**Assignment**
The records below must be written out exactly, with every picture left behind.

**App and web page records**
= Beginning of Section =

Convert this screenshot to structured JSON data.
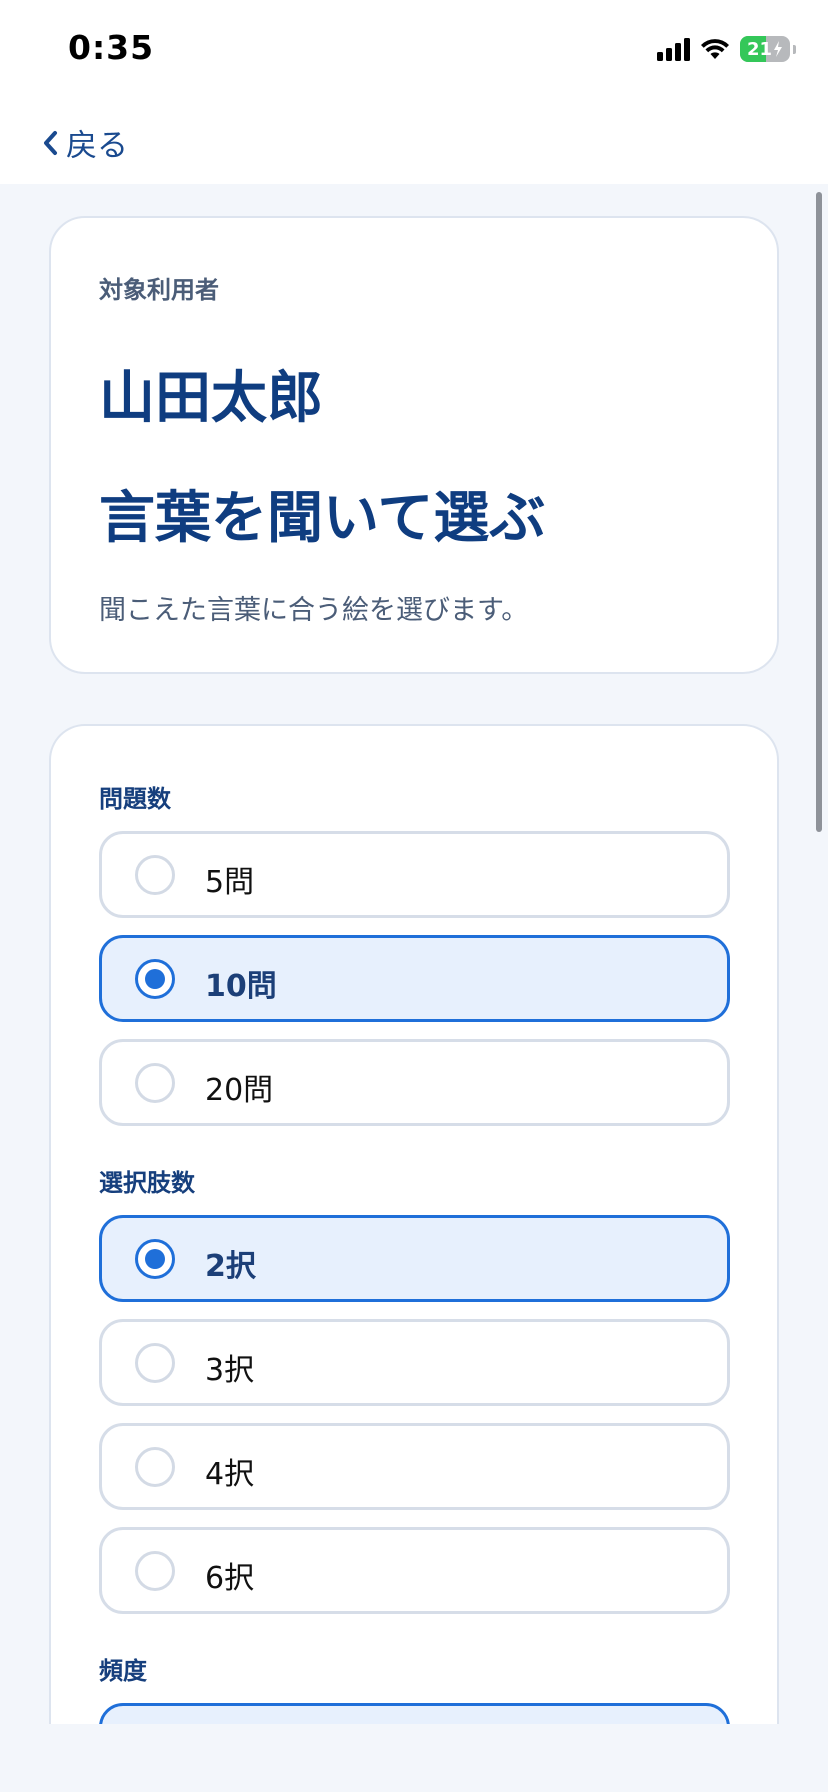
{
  "status_bar": {
    "time": "0:35",
    "battery": "21"
  },
  "nav": {
    "back_label": "戻る"
  },
  "info_card": {
    "subject_label": "対象利用者",
    "user_name": "山田太郎",
    "activity_title": "言葉を聞いて選ぶ",
    "activity_desc": "聞こえた言葉に合う絵を選びます。"
  },
  "settings": {
    "question_count": {
      "label": "問題数",
      "options": [
        {
          "label": "5問",
          "selected": false
        },
        {
          "label": "10問",
          "selected": true
        },
        {
          "label": "20問",
          "selected": false
        }
      ]
    },
    "choice_count": {
      "label": "選択肢数",
      "options": [
        {
          "label": "2択",
          "selected": true
        },
        {
          "label": "3択",
          "selected": false
        },
        {
          "label": "4択",
          "selected": false
        },
        {
          "label": "6択",
          "selected": false
        }
      ]
    },
    "frequency": {
      "label": "頻度"
    }
  },
  "colors": {
    "accent": "#1f6fd9",
    "title": "#0f3d80",
    "selected_bg": "#e7f0fd"
  }
}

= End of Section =

**Your solution**
Convert this screenshot to structured JSON data.
{
  "status_bar": {
    "time": "0:35",
    "battery": "21"
  },
  "nav": {
    "back_label": "戻る"
  },
  "info_card": {
    "subject_label": "対象利用者",
    "user_name": "山田太郎",
    "activity_title": "言葉を聞いて選ぶ",
    "activity_desc": "聞こえた言葉に合う絵を選びます。"
  },
  "settings": {
    "question_count": {
      "label": "問題数",
      "options": [
        {
          "label": "5問",
          "selected": false
        },
        {
          "label": "10問",
          "selected": true
        },
        {
          "label": "20問",
          "selected": false
        }
      ]
    },
    "choice_count": {
      "label": "選択肢数",
      "options": [
        {
          "label": "2択",
          "selected": true
        },
        {
          "label": "3択",
          "selected": false
        },
        {
          "label": "4択",
          "selected": false
        },
        {
          "label": "6択",
          "selected": false
        }
      ]
    },
    "frequency": {
      "label": "頻度"
    }
  },
  "colors": {
    "accent": "#1f6fd9",
    "title": "#0f3d80",
    "selected_bg": "#e7f0fd"
  }
}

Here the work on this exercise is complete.